What is Bind DNS?
Bind DNS is a type of Domain Name System that stores Internet Protocol addresses rather than human-readable hostnames. This makes it easier to find and resolve domain names, even when there are multiple domains that point to the same IP address. Bind DNS is one of the most popular, function-rich Domain Name System servers. It is open-source software, maintained by the Internet Systems Consortium.
The acronym “Bind” comes from Berkeley Internet Name Daemon, which was a reference to the fact that BIND is a recursive acronym.
What is Bind DNS?
Bind DNS is the name of BIND, which stands for Berkeley Internet Name Domain. It is one of the most widely used Domain Name System (DNS) servers on the Internet. The open-source program BIND runs on Unix operating systems and Windows NT. BIND was originally written by the Internet software development community Mark Kosters and is published under an ISC license.
BIND is the most popular DNS server on the Internet. It was originally created as part of some unfinished projects at UC Berkeley. At that time, people had obtained a license to use source code from an early TCP/IP implementation by Vixie Enterprises and some developers started working on those ideas. They initially worked on some enhancements to BSD TCP/IP utilities and the name server component of UCB’s Internet Daemon.
How to use Bind DNS?
To use Bind DNS, you need to edit the zone files. What this DNS server is great for is when you need to make changes to your domain name servers, but the Domain Name System (DNS) is unavailable. Bind DNS can point a domain name at a different IP address. This way, if your company’s website is down or inaccessible due to a network failure, you can still use your domain names with a different IP address.
This works for other domain name servers as well. For example, if you are hosting your website with a provider and your DNS records need to be changed, you can edit the zone files on Bind DNS to make changes without having to wait for your Domain Name System (DNS) server to update.
Bind DNS can also be used to create domain names. You can use the zone file for an existing domain name, or you can have the Look-Up Zone function return a list of available domains by typing in a keyword. If you are not sure what your IP address is, it can also look that up for you.
What are the benefits of using Bind DNS?
Bind DNS offers a wide range of benefits. It has the ability to provide high performance over large networks. Bind also has the ability to reduce configuration complexity by providing common features like caching, recursive query routing, and domain aliasing. Bind can also offer additional security for your website by blocking unwanted access to your site. Lastly, Bind is available on a wide variety of operating systems and offers support for most modern-day technologies.
Another advantage of Bind DNS is that it is very secure and easily configured for multi-user environments. It also supports many advanced features such as dynamic DNS and secure DNSSEC, which can protect an organization from spoofing attacks.
What are the drawbacks of using Bind DNS?
Bind DNS is an implementation of the domain name system (DNS) hierarchy in Unix-like operating systems.

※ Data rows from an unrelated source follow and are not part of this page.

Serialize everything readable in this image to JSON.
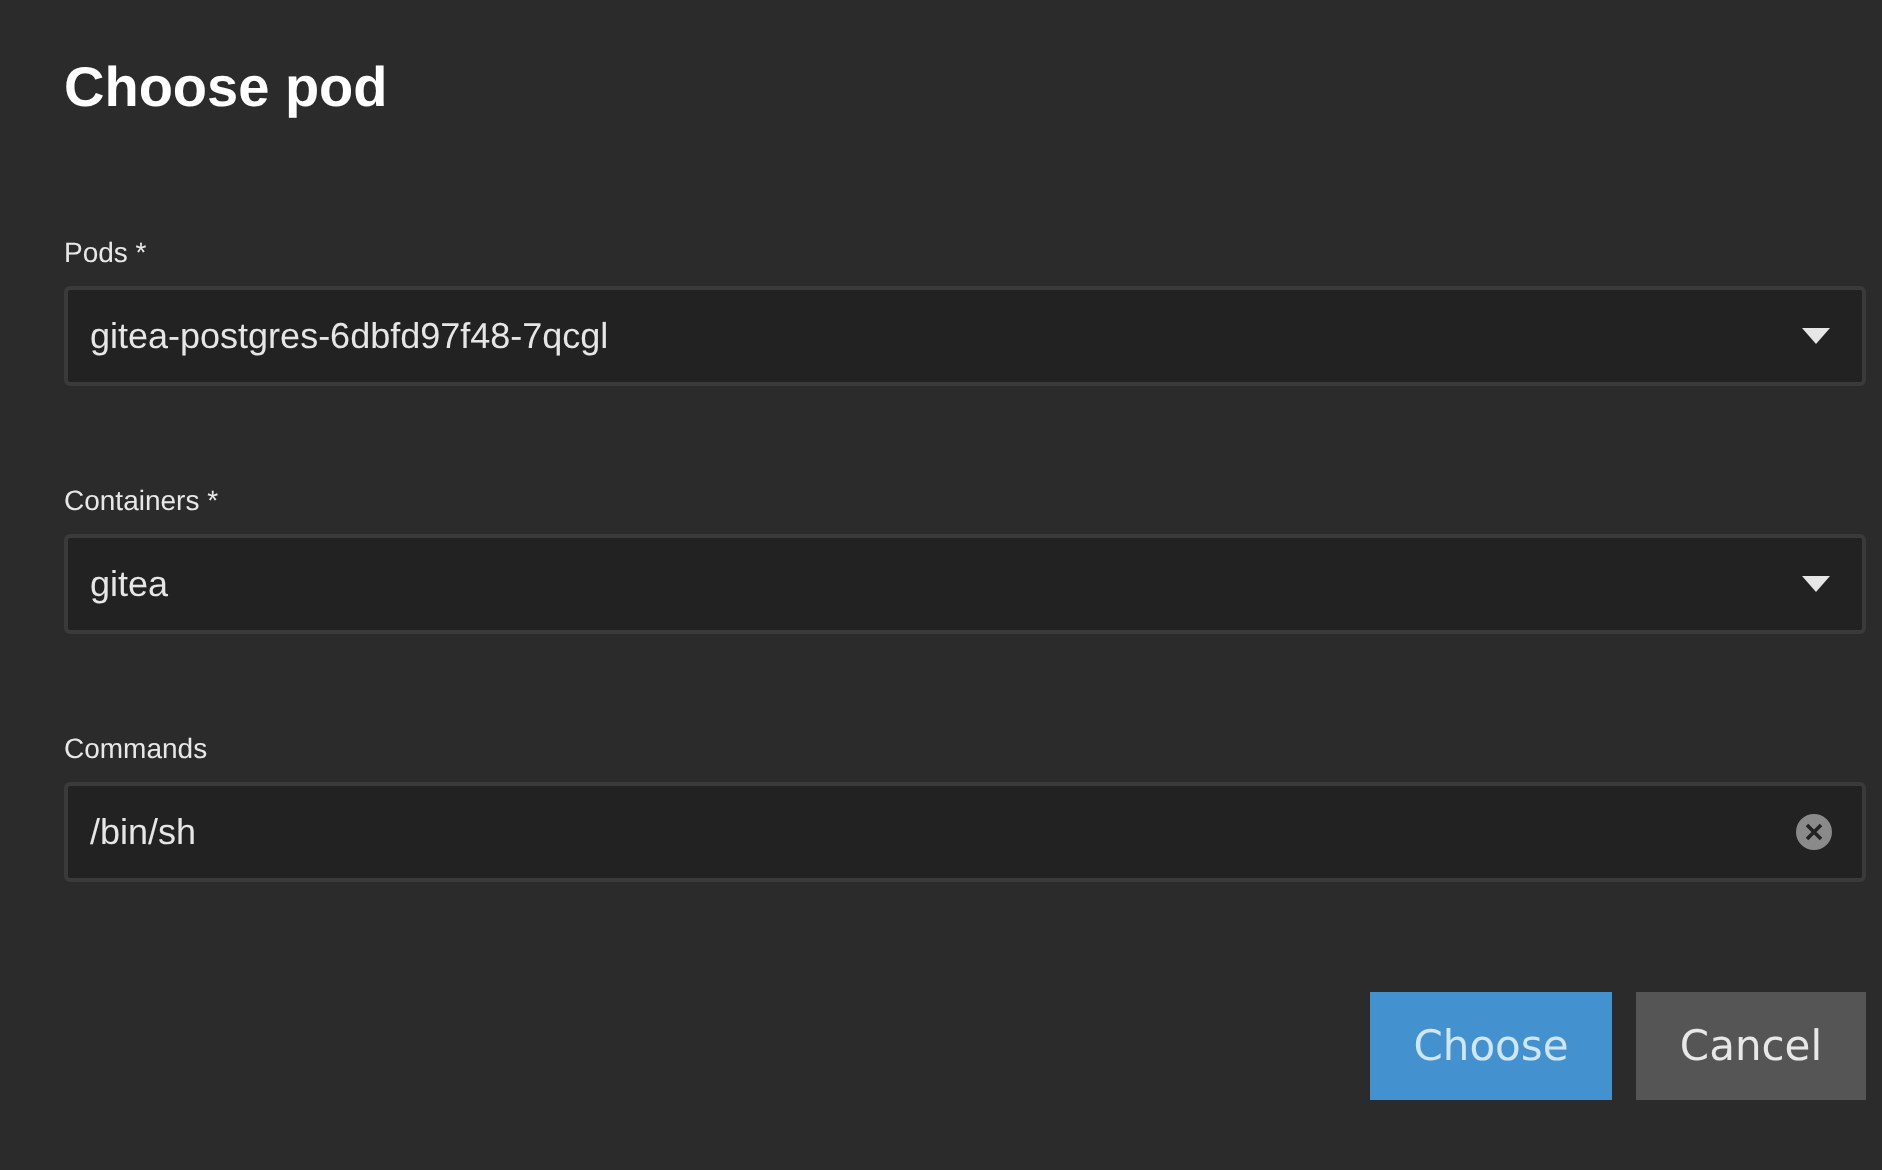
{
  "dialog": {
    "title": "Choose pod"
  },
  "fields": [
    {
      "kind": "select",
      "label": "Pods *",
      "value": "gitea-postgres-6dbfd97f48-7qcgl"
    },
    {
      "kind": "select",
      "label": "Containers *",
      "value": "gitea"
    },
    {
      "kind": "text",
      "label": "Commands",
      "value": "/bin/sh"
    }
  ],
  "buttons": [
    {
      "kind": "primary",
      "label": "Choose"
    },
    {
      "kind": "secondary",
      "label": "Cancel"
    }
  ]
}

One disadvantage, however, is that it has a complicated hierarchical directory structure. In addition, because the data is stored in a database instead of a text file, it has limited ability to be edited using standard Unix tools. Some also say that the Berkeley DB package (associated with Bind) is less reliable than a hierarchical file-based scheme such as NIS.
How many types of Bind DNS are there?

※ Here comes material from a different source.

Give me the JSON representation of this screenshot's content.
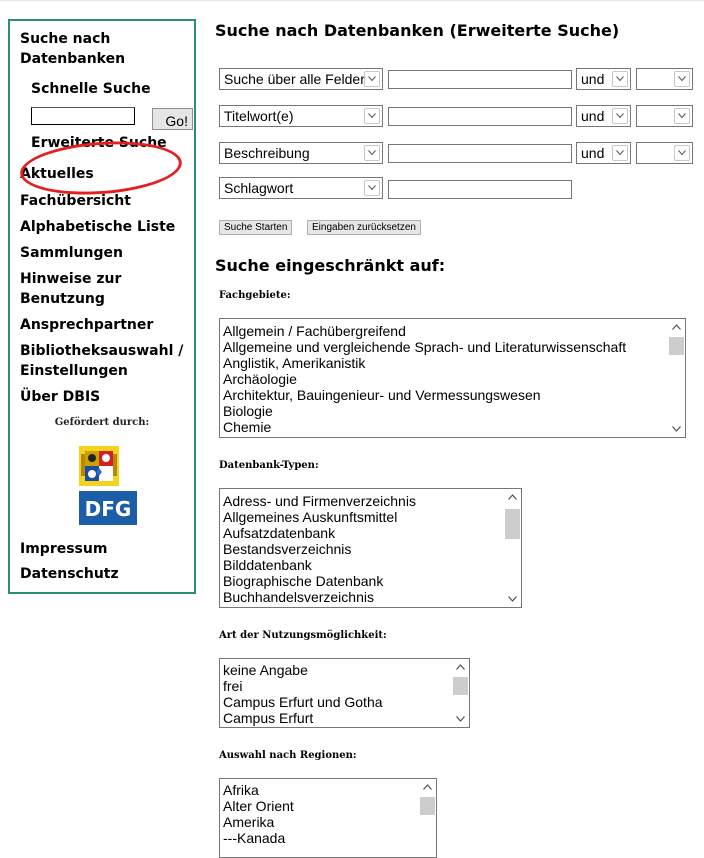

There are two types of Bind DNS.
First is the standard Bind DNS which is used for fixing IP addresses to hostnames so the DNS resolution process can successfully take place. This process ensures that the correct IP address is associated with a hostname to establish connections.

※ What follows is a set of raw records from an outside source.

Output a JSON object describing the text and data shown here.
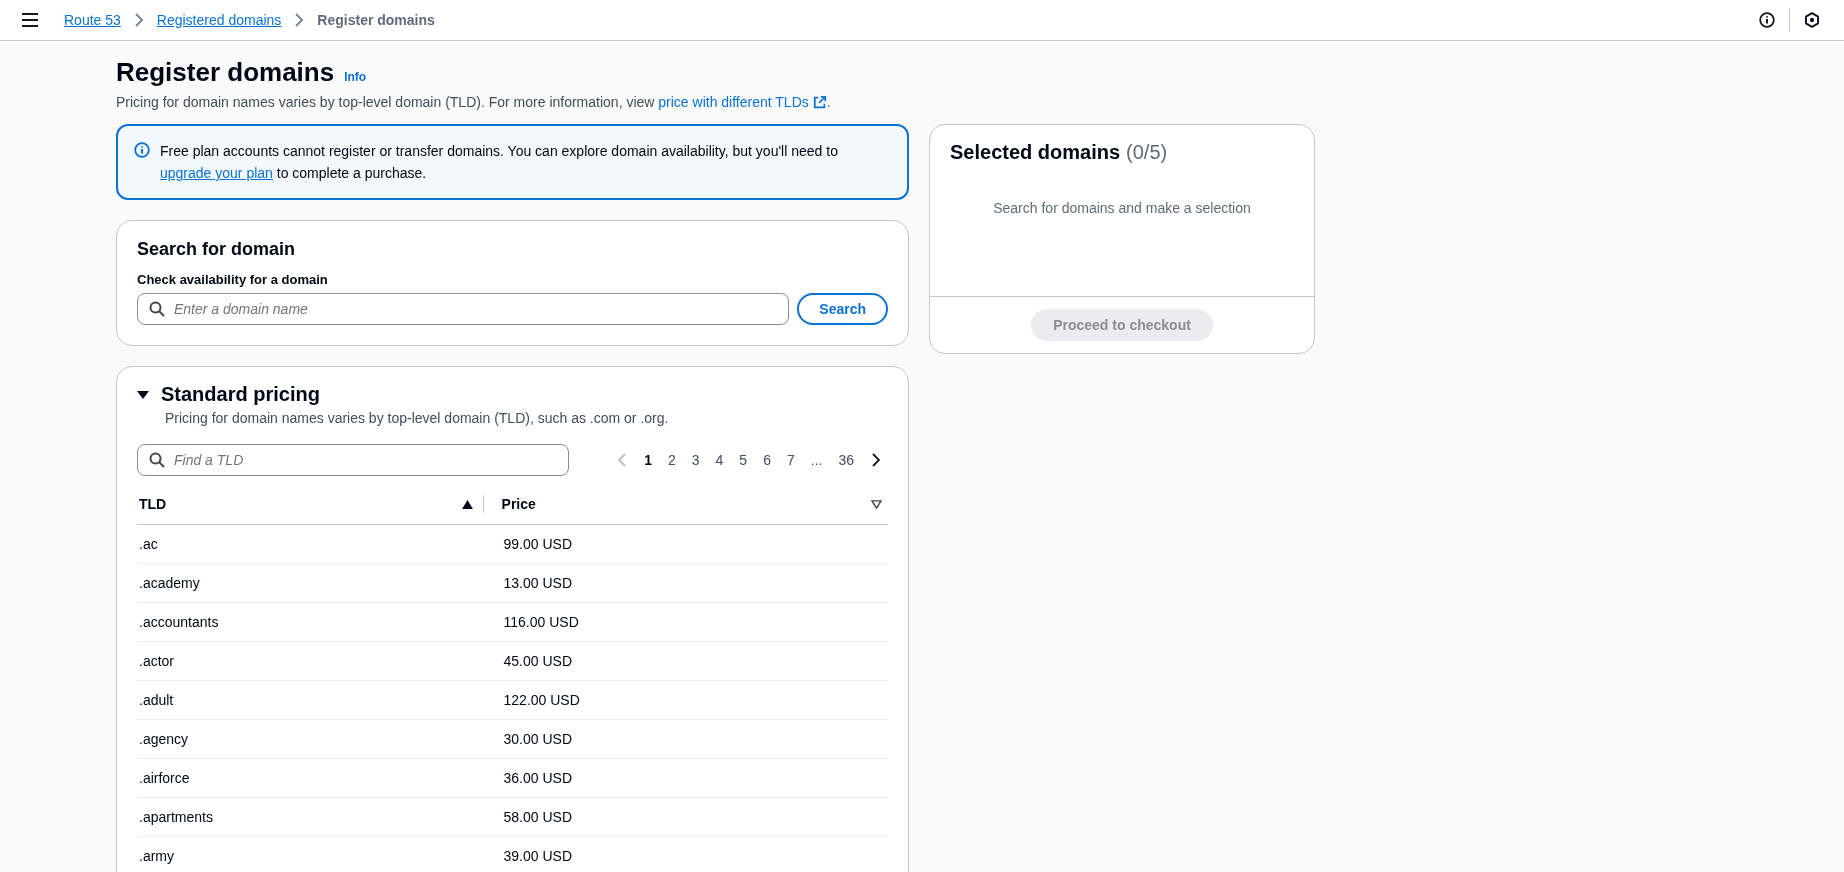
{
  "breadcrumbs": [
    {
      "label": "Route 53",
      "link": true
    },
    {
      "label": "Registered domains",
      "link": true
    },
    {
      "label": "Register domains",
      "link": false
    }
  ],
  "header": {
    "title": "Register domains",
    "info": "Info",
    "description": "Pricing for domain names varies by top-level domain (TLD). For more information, view ",
    "description_link": "price with different TLDs",
    "description_end": "."
  },
  "alert": {
    "text_before": "Free plan accounts cannot register or transfer domains. You can explore domain availability, but you'll need to ",
    "link": "upgrade your plan",
    "text_after": " to complete a purchase."
  },
  "search_card": {
    "title": "Search for domain",
    "label": "Check availability for a domain",
    "placeholder": "Enter a domain name",
    "button": "Search"
  },
  "pricing": {
    "title": "Standard pricing",
    "expanded": true,
    "description": "Pricing for domain names varies by top-level domain (TLD), such as .com or .org.",
    "filter_placeholder": "Find a TLD",
    "pagination": {
      "prev_disabled": true,
      "pages": [
        {
          "label": "1",
          "selected": true
        },
        {
          "label": "2",
          "selected": false
        },
        {
          "label": "3",
          "selected": false
        },
        {
          "label": "4",
          "selected": false
        },
        {
          "label": "5",
          "selected": false
        },
        {
          "label": "6",
          "selected": false
        },
        {
          "label": "7",
          "selected": false
        },
        {
          "label": "...",
          "selected": false
        },
        {
          "label": "36",
          "selected": false
        }
      ],
      "next_disabled": false
    },
    "columns": [
      {
        "label": "TLD",
        "sorted": true
      },
      {
        "label": "Price",
        "sorted": false
      }
    ],
    "rows": [
      {
        "tld": ".ac",
        "price": "99.00 USD"
      },
      {
        "tld": ".academy",
        "price": "13.00 USD"
      },
      {
        "tld": ".accountants",
        "price": "116.00 USD"
      },
      {
        "tld": ".actor",
        "price": "45.00 USD"
      },
      {
        "tld": ".adult",
        "price": "122.00 USD"
      },
      {
        "tld": ".agency",
        "price": "30.00 USD"
      },
      {
        "tld": ".airforce",
        "price": "36.00 USD"
      },
      {
        "tld": ".apartments",
        "price": "58.00 USD"
      },
      {
        "tld": ".army",
        "price": "39.00 USD"
      }
    ]
  },
  "selected_card": {
    "title": "Selected domains",
    "count": "(0/5)",
    "empty_text": "Search for domains and make a selection",
    "button": "Proceed to checkout",
    "button_disabled": true
  }
}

Secondly, there are also dynamic IP Bind DNS that are provided by ISPs. A user’s IP address will change over time because IP addresses are assigned on a temporary basis. It doesn’t have a permanent identity. Dynamic-DNS is a service that allows ISP to update a user’s current IP address when it changes. To access this dynamic DNS, the computer’s network hostname must be associated with its current IP address.
Bind DNS is a type of Domain Name System (DNS) server that can be used to translate the domain name you enter into an IP address. For instance, if you were trying to visit google.com and entered it in your browser without specifying the full URL, then Bind DNS would find out which computer had that specific IP address and route your request there automatically. This means that instead of having to remember or know how to spell a website’s specific IP address, you can use the easy to remember domain name. Before Bind DNS, it was difficult to type in a website’s IP address every time you wanted to visit that site. Oftentimes, humans are forgetful and this led to error messages or failed connections when there was a typo in the domain name you were trying to use. This led to the creation of Domain Name Servers which functioned as a directory of sorts, keeping track of the IP addresses for websites.